For being a supernatural urban legend thriller, the story is pretty standard, up to a point. Two college buddies from very different backgrounds, the women in their lives, coming up against frat jerks, all seems normal.
Then the frat jerks turn out to be werewolves and there is a sinister school being operated by an evil sorceress in the bowels of a Texas university near Dallas. But this school also has an old graveyard haunted with the unexpected, both evil and good.
A good Catholic boy named Jim gets pulled by his frat friend Mike into an Orthodox religious group (most of which are Mike’s family) of an ancient order sworn to protect our existence from occult dangers. They live an uneasy peace with the “Otherworld” by a compact signed untold centuries ago…but not all of the Otherworld creatures are obedient, or perhaps they just didn’t sign on the dotted line.
Image is of concept art from King Arthur II, a NeocoreGames video game. This work is free and may be used by anyone for any purpose. -Wikimedia Foundation
Her lips and fingernails were chiseled rose quartz and her eyes were irresistible. Standing on the railway platform clouded with steam from the monolith locomotive, she waited in the darkness of an indeterminate night.
The full-length gown beneath her loosely draped overcoat was ashes of roses. To gaze into her jade eyes was to dive into the aortistic. To even briefly brush against her fingertips was to chance ecstasy.
People went to and fro on the concrete, passing like specters in the fog. Only she and the locomotive to her left remained motionless. She was not only waiting, but fixated on the other, as a spider might be captivated by a victim in her web.
Cover image for the anthology “Fantastic Schools, vol 2”
Okay, it’s only partly available. The Kindle version can be purchased and downloaded now, but the hard copy edition is still being worked on. Still, finally, finally “Sorcery’s Preschool” has seen the light of day.
I have cover credit and I’m listed with some of the other authors at the top of the page, but according to L. Jagi Lamplighter, Amazon only allows up to ten authors to be listed, so for the paperback, my name won’t be up top.
Cover image for the anthology “Fantastic Schools, vol 2”
As I mentioned before, my short story “Sorcery’s Preschool” was accepted into Volume 2 of the Fantastic Schools anthologies (I’m told there will be a volume 3 as well). Today, I found out my name made the cover, as you can see above.
That’s pretty thrilling.
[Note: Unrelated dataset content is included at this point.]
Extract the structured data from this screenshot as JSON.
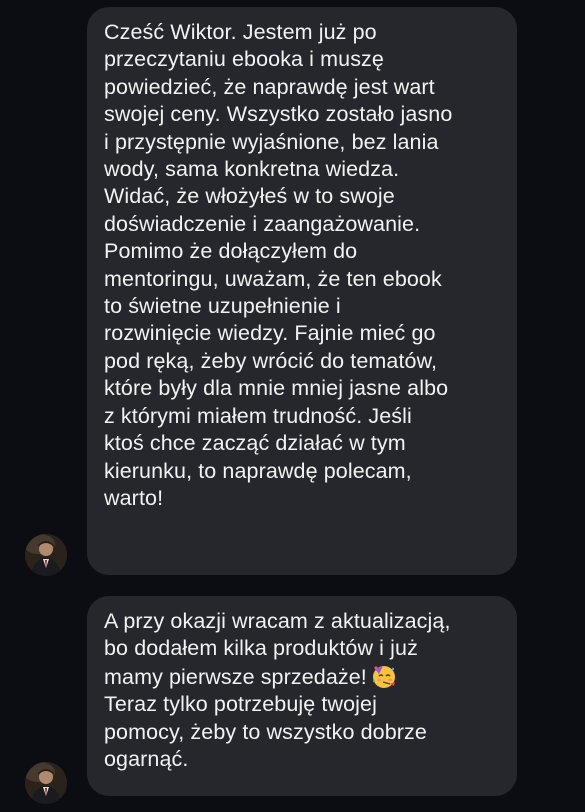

Not sure yet exactly when the book will be available for pre-order, but here’s an advance taste:
Cover art for Superversive anthology “Fantastic Schools 2”
You may remember I announced that my short story “Sorcery’s Preschool” was selected for publication in one of the Superversive Fantastic Schools anthologies.
Announcement graphic from Zombie Pirate Press
You don’t want to miss this promotion. Zombie Pirate Publishing is offering the kindle edition of their anthology CLOCKWORK DRAGONS: A Fantasypunk Anthology as an absolutely free download from Amazon for the next five days.
You can’t beat the price.
Features my steam/fantasypunk short story The Mechanical Dragon:
Cover art for the Zombie Pirate Publishing anthology “Witches vs. Wizards”
I just finished Zombie Pirate Publishing‘s 2018 anthology WITCHES VS WIZARDS: A Fantasy Anthology, and I must say I was exceptionally impressed. Typically, indie anthologies are a mix of terrific, good, and okay stories, with one or two stinkers, but this one surprised me.
I can’t say I found a story I didn’t like. A few of them were on themes I don’t naturally resonate with, but in each and every case, the writing was solid, and they all had an interesting, if not always unique take on the world of magic.
Derek Paterson’s “The House of Magus” was a compelling tale that could have come out of the pages of a Robert E. Howard “Conan” short story, although with more thought and a bit less bashing.
Adam Bennett’s “The Apprentice” was somewhat predictable, at least at the end, but getting there was half the fun. I had hoped for a happier ending for the hapless protagonist, but sometimes that’s not how magic and quest to slay witches works out.